Years of research and development went into the capsules that became the basis of the Soyuz sound. Although some of Soyuz’ capsule designs can be traced back to companies like Neumann or LOMO, they have all been significantly altered by our engineers to achieve that “Soyuz sound”. And unlike most modern mic companies, Soyuz machinists sputter and tune every single capsule by hand. While every Soyuz mic is unique, they all have similarities that make them part of a sonic family.
A Smooth Top End
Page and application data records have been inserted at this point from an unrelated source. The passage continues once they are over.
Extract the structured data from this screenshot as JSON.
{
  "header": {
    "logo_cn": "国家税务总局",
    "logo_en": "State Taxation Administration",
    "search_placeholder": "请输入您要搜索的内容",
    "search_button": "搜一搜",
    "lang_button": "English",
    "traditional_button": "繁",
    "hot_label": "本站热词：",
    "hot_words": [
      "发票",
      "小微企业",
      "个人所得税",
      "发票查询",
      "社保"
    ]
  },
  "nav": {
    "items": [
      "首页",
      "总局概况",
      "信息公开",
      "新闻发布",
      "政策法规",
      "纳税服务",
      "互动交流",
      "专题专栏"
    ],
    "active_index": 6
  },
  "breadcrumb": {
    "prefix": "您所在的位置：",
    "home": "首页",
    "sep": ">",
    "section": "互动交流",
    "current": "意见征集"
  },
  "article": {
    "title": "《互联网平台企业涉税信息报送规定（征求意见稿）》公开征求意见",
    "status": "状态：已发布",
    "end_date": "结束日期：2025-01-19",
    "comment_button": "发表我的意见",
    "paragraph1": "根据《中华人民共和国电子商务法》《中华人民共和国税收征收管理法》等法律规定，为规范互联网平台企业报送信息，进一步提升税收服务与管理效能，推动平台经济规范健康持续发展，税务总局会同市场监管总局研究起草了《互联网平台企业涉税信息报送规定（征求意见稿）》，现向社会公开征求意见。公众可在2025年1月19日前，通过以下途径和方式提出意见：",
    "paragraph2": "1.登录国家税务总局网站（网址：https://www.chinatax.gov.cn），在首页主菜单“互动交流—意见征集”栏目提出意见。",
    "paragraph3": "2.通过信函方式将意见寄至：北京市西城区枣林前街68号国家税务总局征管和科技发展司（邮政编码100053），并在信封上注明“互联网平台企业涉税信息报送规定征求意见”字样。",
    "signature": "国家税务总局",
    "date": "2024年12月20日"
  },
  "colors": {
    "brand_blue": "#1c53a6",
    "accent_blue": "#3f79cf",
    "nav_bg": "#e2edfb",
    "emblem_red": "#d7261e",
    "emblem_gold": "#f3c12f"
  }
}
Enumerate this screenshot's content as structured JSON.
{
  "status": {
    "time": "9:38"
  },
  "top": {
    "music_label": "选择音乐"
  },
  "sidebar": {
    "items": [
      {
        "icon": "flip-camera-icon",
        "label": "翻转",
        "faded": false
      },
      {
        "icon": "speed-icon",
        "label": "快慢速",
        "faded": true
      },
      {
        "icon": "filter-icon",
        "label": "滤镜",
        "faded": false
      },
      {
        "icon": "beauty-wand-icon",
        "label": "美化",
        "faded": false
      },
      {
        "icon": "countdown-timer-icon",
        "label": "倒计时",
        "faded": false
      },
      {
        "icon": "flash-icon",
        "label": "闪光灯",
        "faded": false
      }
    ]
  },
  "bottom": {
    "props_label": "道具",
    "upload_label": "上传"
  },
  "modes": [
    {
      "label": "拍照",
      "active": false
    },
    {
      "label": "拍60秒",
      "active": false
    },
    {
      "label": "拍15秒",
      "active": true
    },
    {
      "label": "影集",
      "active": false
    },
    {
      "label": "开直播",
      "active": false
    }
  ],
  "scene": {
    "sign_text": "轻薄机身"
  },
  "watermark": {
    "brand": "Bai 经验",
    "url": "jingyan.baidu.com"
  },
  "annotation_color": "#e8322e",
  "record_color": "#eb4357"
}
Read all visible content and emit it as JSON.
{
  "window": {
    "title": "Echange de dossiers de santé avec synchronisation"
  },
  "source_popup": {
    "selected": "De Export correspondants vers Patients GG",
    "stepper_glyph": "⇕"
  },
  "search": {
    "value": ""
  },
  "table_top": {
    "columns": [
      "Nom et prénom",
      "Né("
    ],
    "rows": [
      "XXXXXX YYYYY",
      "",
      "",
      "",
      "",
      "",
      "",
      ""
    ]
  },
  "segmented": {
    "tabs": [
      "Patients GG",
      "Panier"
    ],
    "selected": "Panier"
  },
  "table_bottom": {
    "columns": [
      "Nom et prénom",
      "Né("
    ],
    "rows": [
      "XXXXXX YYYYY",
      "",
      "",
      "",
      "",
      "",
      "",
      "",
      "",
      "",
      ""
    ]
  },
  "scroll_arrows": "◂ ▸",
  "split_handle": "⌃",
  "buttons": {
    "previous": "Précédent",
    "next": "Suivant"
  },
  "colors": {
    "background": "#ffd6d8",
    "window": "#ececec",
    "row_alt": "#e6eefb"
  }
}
The Soyuz capsules (017, 023 and 013) took years to perfect so they could capture the qualities that artists and engineers search for in their sound. Instead of overly bright treble, each Soyuz capsule was designed with a unique top end and a high-frequency roll-off that starts between 12khz and 17kHz depending on the model. This is unique to the Soyuz mics because most condensers boast about their extended high-frequencies. As a result, Soyuz capsules are much smoother and more pleasant when recording digitally, like what you would capture when running a vintage mic through a tape machine.
For an example of this smooth top end, listen to the 017 TUBE on female vocals.
Low End For Days
The Soyuz mics were designed with low-end in mind. Every Soyuz mic has a slow roll off that doesn’t begin until 60hz. This is uncommon in most condensers but an important characteristic that was prevalent in vintage tape machines. The 023 Series microphones even have a small bump at 60hz allowing for defined and detail lows. This makes them perfect for capturing baritone vocals, the low end of a drum set (including kick and toms), bass cabinets, guitar amps, double bass, cello, and baritone horns. Instead of blending two mics to capture the full frequency response of an instrument, the Soyuz mics can standalone and capture everything from top to bottom.
For an example of this extended low end, listen to the 023 BOMBLET on the kick drum.
Throw in Some Transformer Color
While the capsule is a very important there are other elements that have a significant impact on the Soyuz sound. Just like the most sought after vintage preamps and tape machines, every Soyuz microphone has a transformer that imparts tonal characteristics that greatly affect the sound. Whether an SDC, LDC, or the Launcher, the goal at Soyuz is to add vibe to your sound. Soyuz’s custom transformers smooth the highs and thicken the lows. This transformer combined with the Soyuz custom capsules creates a warm and forgiving sound unlike any other mics on the market.
For an example of the Soyuz sound, listen to the 013 TUBES on acoustic guitar.
It’s hard to communicate sound with the written word, but there is something special and unique about the sound of those records of old that the Soyuz mics have been able to capture. You have to hear it to believe it.